A picture is worth a thousand words, or so people say. If you’d like to learn about something but don’t necessarily want to read a big ol’ tome (or conversely, a short Wikipedia entry), there just might be an excellent graphic novel available that will tell you everything you want to know about a subject.
Interested in the history of film? Check out Filmish by Edward Ross. Not only did I learn about everything filmic, I also could congratulate myself on the huge number of movies I’ve watched over the years.
Do you spend your morning commute listening to podcasts? If you’re curious about the evolution of narrative radio stories (I’m talking to all you Serial fans out there), then check out Out on the Wire: Storytelling Secrets of the New Masters of Radio. Not only will you get the behind the scene action of podcasts, you might just be inspired to create your own radio program!
Ready to delve into other subjects through the world of comics? Take a look at this list of some very enlightening graphic novels.
The Portable Veblen, by Elizabeth McKenzie, tells a story that includes the economist who coined the term “conspicuous consumption”; a big, bad pharmaceutical company; the department of defense; hippie parents; the upcoming marriage of a neurologist who has invented a tool to cut a perfect circle in skulls of soldiers with brain injuries and a translator for the Norwegian Diaspora; and a squirrel. It’s funny and sweet and endearing, just a tad on the experimental side with unique little illustrations sprinkled throughout. The book and its main character, Veblen Amundsen-Hovda, are wonderfully quirky and ultimately quite wise. I laughed, learned new words, and thoroughly enjoyed The Portable Veblen.
If you’d like a bit more unconventionality and eccentricity in your reading, try one of the books on my list here.
It’s been a cold, wet, icy winter so far; the perfect time to curl up under the covers with a big, riveting book.
Here are three books I’ve been reading lately while curled up under my afghan:
Orient by Christopher Bollen. It’s 600 pages of intrigue, murders, art, gentrification, outsiders with unknown pasts. Oh, and a weird gruesome animal mutant that might have been caused by a nearby biological research lab. And best of all, I didn’t guess the murderer.
The Marriage Book: Centuries of Advice, Inspiration, and Cautionary Tales from Adam & Eve to Zoloft by husband and wife, Lisa Grunwald and Stephen Adler. This is an A-to-Z treasury of marriage and anything that possibly is related to marriage. There are entries from a gamut of sources: philosophers, authors, comedians, and poets talking about Adam and Eve to divorce to everything in between. And always remember the African proverb: "Never marry a woman with bigger feet than your own."

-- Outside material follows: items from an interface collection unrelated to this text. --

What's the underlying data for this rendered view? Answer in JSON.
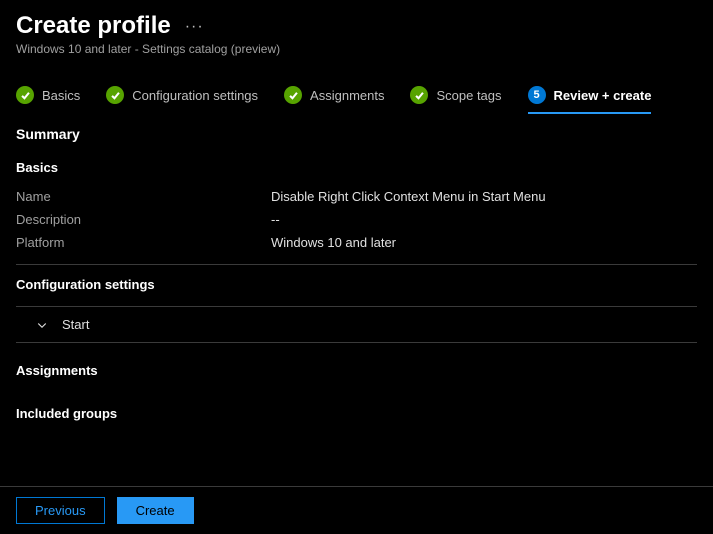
{
  "header": {
    "title": "Create profile",
    "subtitle": "Windows 10 and later - Settings catalog (preview)"
  },
  "wizard": {
    "steps": [
      {
        "label": "Basics",
        "status": "done"
      },
      {
        "label": "Configuration settings",
        "status": "done"
      },
      {
        "label": "Assignments",
        "status": "done"
      },
      {
        "label": "Scope tags",
        "status": "done"
      },
      {
        "label": "Review + create",
        "status": "current",
        "number": "5"
      }
    ]
  },
  "summary": {
    "heading": "Summary",
    "basics": {
      "heading": "Basics",
      "name_label": "Name",
      "name_value": "Disable Right Click Context Menu in Start Menu",
      "description_label": "Description",
      "description_value": "--",
      "platform_label": "Platform",
      "platform_value": "Windows 10 and later"
    },
    "config": {
      "heading": "Configuration settings",
      "group_label": "Start"
    },
    "assignments": {
      "heading": "Assignments",
      "included_heading": "Included groups"
    }
  },
  "footer": {
    "previous": "Previous",
    "create": "Create"
  }
}
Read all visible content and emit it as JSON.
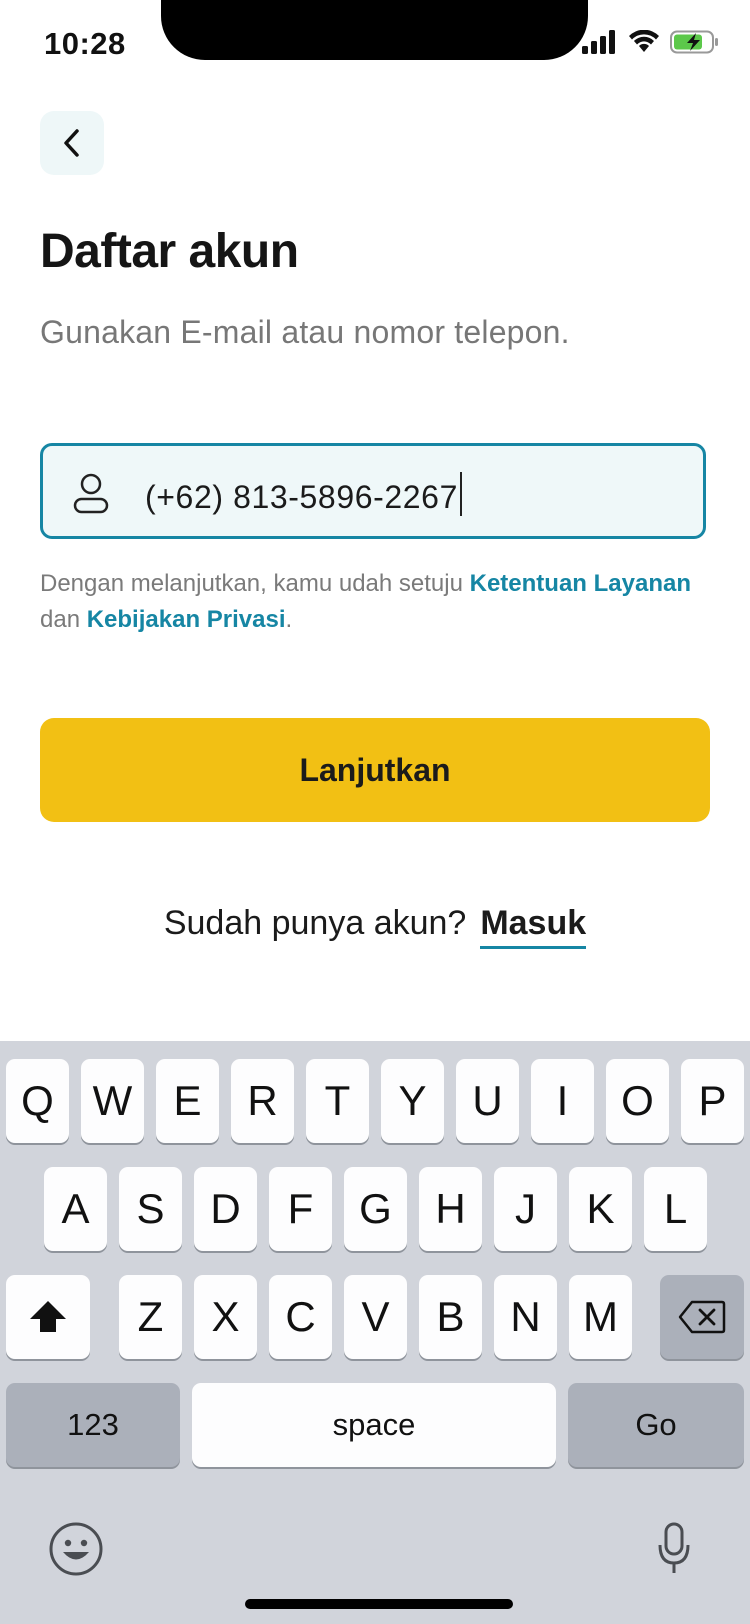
{
  "status_bar": {
    "time": "10:28"
  },
  "header": {
    "title": "Daftar akun",
    "subtitle": "Gunakan E-mail atau nomor telepon."
  },
  "input": {
    "value": "(+62) 813-5896-2267"
  },
  "terms": {
    "prefix": "Dengan melanjutkan, kamu udah setuju ",
    "link1": "Ketentuan Layanan",
    "middle": " dan ",
    "link2": "Kebijakan Privasi",
    "suffix": "."
  },
  "primary_button": {
    "label": "Lanjutkan"
  },
  "login": {
    "prompt": "Sudah punya akun?",
    "link": "Masuk"
  },
  "keyboard": {
    "row1": [
      "Q",
      "W",
      "E",
      "R",
      "T",
      "Y",
      "U",
      "I",
      "O",
      "P"
    ],
    "row2": [
      "A",
      "S",
      "D",
      "F",
      "G",
      "H",
      "J",
      "K",
      "L"
    ],
    "row3": [
      "Z",
      "X",
      "C",
      "V",
      "B",
      "N",
      "M"
    ],
    "numbers_key": "123",
    "space_key": "space",
    "go_key": "Go"
  },
  "colors": {
    "accent": "#1686a4",
    "primary_button": "#f2c014",
    "input_background": "#eff8f9",
    "back_button_background": "#eef7f8",
    "keyboard_background": "#d1d4db"
  },
  "icons": {
    "back": "chevron-left-icon",
    "input": "user-icon",
    "shift": "shift-icon",
    "delete": "backspace-icon",
    "emoji": "emoji-icon",
    "mic": "microphone-icon"
  }
}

Selp-Helf by Miranda Sings. A book filled with ridiculous advice on how to be a better person because sometimes you just need something silly.